# WORK INSTRUCTIONS
Which of the lines below hold "Programación"? Please return each one.
------ DATASET EXTRACT ------
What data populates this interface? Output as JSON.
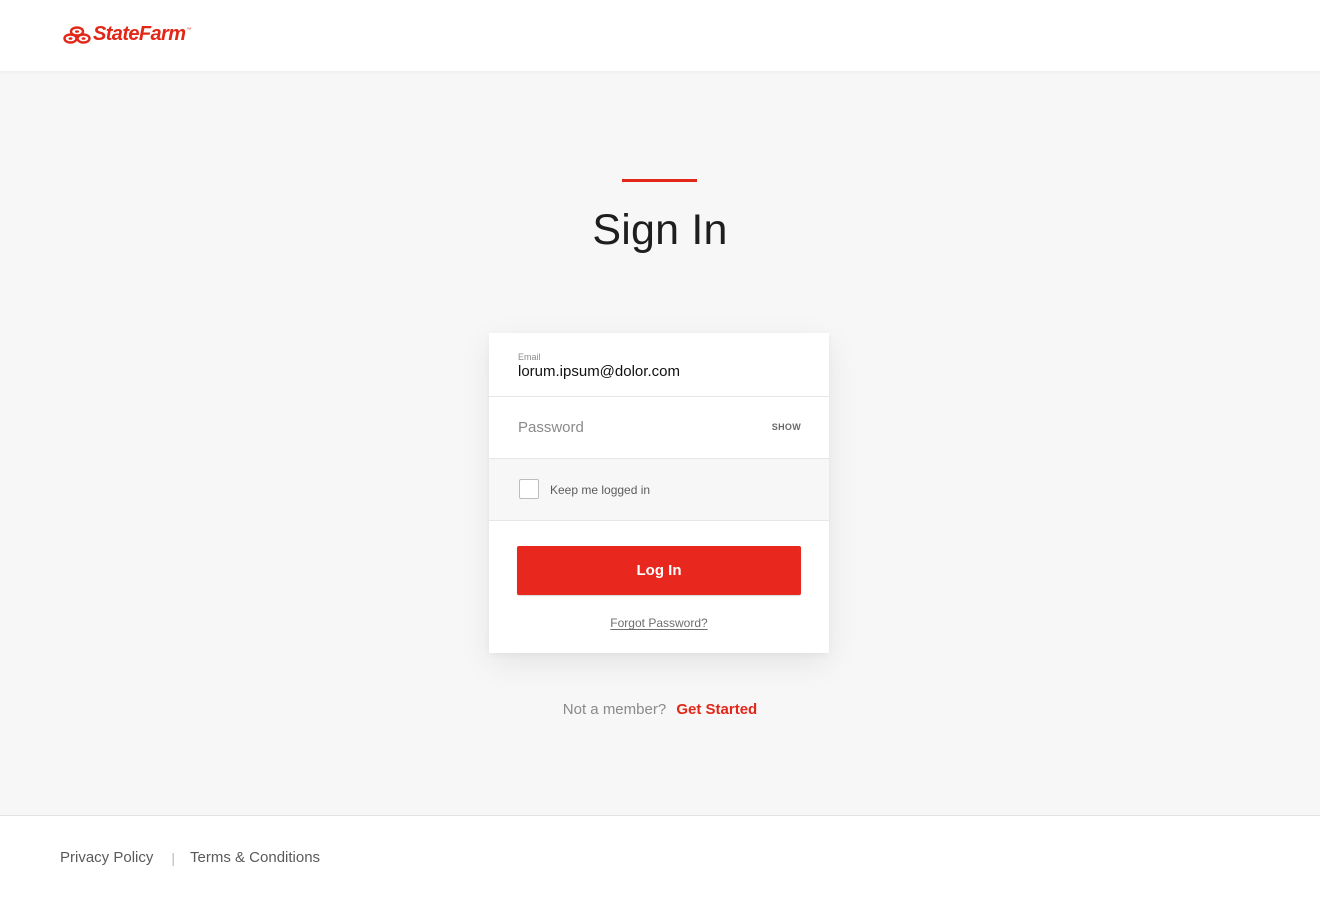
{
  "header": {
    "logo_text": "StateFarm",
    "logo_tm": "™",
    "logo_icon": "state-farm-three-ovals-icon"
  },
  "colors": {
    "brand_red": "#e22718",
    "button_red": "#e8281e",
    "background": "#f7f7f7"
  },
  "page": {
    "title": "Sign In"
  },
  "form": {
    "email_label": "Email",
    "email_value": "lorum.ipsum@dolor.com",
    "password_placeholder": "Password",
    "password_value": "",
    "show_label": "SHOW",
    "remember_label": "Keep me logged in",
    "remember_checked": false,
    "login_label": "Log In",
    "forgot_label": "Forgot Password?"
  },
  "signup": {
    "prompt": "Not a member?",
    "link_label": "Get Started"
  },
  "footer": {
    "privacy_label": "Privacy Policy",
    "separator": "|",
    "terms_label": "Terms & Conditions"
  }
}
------
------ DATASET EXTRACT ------
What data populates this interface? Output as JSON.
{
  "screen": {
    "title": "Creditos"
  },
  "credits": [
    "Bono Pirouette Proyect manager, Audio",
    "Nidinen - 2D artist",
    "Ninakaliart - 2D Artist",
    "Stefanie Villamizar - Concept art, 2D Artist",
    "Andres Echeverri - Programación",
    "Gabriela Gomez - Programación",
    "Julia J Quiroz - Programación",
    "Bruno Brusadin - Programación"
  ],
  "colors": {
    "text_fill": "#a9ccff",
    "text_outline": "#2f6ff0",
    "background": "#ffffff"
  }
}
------
# RESULT BELOW
    "Andres Echeverri - Programación",
    "Gabriela Gomez - Programación",
    "Julia J Quiroz - Programación",
    "Bruno Brusadin - Programación"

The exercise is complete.